*** Input data Section Begins ***
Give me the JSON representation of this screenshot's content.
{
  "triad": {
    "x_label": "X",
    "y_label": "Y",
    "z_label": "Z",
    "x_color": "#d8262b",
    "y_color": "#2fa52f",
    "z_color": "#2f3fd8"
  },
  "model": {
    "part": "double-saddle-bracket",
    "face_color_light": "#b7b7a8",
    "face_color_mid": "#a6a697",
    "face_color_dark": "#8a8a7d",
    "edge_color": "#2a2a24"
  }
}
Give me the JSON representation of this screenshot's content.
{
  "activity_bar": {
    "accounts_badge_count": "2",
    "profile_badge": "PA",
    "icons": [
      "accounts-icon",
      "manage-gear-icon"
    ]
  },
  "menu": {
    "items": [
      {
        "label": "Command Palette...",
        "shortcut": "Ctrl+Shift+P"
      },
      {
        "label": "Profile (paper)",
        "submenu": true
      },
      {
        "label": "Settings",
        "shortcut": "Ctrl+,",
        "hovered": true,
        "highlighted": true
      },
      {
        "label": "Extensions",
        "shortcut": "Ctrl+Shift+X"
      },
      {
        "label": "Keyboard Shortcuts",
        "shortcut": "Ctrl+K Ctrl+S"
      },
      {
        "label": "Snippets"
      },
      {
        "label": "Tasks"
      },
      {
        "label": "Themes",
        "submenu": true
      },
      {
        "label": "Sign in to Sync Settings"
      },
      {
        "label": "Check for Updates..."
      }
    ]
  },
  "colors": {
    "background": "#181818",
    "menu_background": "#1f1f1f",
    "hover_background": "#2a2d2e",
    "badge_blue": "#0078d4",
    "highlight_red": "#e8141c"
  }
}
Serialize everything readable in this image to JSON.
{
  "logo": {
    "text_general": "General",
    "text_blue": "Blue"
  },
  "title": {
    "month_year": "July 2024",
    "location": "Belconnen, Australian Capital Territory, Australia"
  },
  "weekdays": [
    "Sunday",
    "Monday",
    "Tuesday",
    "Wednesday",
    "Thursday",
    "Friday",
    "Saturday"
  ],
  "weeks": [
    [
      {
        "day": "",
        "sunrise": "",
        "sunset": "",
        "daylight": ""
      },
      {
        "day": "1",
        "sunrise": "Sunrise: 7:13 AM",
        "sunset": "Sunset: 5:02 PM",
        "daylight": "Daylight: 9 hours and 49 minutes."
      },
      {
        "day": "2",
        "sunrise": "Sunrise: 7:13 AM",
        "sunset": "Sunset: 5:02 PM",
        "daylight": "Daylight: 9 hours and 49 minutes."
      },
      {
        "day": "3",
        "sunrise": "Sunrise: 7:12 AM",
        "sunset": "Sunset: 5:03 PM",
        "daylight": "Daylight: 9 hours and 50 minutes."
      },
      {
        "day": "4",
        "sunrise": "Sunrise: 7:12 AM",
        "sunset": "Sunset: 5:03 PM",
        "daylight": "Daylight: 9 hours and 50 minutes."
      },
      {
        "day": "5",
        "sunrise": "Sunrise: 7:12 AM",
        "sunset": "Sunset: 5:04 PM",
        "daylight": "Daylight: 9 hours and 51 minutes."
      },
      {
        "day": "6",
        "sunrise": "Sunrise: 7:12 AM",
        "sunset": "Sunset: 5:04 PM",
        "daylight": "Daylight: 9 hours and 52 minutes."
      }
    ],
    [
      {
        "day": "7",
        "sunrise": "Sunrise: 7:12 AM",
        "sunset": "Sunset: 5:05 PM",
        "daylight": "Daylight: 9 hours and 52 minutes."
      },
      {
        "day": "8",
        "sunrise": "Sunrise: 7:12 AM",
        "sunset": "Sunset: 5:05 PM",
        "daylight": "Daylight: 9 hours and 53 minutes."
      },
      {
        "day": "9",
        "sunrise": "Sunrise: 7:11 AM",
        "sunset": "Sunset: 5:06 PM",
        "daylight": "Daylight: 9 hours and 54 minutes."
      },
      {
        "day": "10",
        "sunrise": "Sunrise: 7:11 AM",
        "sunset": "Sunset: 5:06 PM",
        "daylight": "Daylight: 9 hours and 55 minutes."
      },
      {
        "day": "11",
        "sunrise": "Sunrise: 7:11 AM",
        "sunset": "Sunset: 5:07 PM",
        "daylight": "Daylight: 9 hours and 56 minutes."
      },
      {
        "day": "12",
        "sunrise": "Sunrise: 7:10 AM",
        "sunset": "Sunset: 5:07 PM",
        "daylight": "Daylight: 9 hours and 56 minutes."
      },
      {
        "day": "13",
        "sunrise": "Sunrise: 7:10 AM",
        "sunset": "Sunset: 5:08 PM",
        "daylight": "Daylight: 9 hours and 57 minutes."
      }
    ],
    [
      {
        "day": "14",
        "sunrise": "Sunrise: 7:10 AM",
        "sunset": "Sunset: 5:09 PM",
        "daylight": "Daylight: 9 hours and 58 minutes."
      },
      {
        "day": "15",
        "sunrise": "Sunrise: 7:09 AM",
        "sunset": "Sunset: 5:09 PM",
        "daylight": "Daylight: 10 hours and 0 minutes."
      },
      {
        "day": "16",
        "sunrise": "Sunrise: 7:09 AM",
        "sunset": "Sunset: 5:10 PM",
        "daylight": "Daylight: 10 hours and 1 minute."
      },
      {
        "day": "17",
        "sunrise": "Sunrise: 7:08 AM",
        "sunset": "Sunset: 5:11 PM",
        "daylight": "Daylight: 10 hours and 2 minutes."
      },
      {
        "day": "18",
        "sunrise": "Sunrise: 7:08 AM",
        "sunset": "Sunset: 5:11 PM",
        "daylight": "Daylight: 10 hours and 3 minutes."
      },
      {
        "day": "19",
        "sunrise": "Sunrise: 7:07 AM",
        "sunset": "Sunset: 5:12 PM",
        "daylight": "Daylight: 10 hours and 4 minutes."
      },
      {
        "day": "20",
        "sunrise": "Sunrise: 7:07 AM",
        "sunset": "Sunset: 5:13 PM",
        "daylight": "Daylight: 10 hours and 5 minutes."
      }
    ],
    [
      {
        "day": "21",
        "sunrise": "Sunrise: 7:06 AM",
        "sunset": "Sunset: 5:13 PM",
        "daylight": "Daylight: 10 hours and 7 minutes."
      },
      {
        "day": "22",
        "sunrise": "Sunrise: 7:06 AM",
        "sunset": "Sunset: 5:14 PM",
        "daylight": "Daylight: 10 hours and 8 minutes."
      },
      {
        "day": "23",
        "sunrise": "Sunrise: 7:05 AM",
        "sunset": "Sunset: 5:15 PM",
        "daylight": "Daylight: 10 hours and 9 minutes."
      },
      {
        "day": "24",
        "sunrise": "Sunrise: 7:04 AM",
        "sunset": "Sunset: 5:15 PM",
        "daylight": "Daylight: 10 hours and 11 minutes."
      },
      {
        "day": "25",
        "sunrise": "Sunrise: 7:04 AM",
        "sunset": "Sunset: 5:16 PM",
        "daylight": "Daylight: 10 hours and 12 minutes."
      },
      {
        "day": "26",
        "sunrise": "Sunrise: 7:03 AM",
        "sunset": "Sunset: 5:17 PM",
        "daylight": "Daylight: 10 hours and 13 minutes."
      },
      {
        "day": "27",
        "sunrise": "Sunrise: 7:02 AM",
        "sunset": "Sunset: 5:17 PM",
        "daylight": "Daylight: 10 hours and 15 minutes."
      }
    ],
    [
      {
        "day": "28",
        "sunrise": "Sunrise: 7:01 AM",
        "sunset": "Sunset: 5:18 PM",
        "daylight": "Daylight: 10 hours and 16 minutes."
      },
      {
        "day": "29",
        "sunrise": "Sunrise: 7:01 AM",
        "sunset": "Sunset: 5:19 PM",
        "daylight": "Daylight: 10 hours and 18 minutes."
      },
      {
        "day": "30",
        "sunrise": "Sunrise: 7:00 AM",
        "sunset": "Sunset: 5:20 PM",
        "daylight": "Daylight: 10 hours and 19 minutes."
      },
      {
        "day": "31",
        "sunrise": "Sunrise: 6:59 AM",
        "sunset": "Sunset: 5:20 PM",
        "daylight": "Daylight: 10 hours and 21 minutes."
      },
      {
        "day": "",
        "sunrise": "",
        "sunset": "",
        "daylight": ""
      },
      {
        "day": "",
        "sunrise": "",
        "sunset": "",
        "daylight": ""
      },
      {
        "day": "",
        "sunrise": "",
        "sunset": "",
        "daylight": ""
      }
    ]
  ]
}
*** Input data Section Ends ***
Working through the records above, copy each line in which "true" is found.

* **Your solution**:
        "submenu": true
        "hovered": true,
        "highlighted": true
        "submenu": true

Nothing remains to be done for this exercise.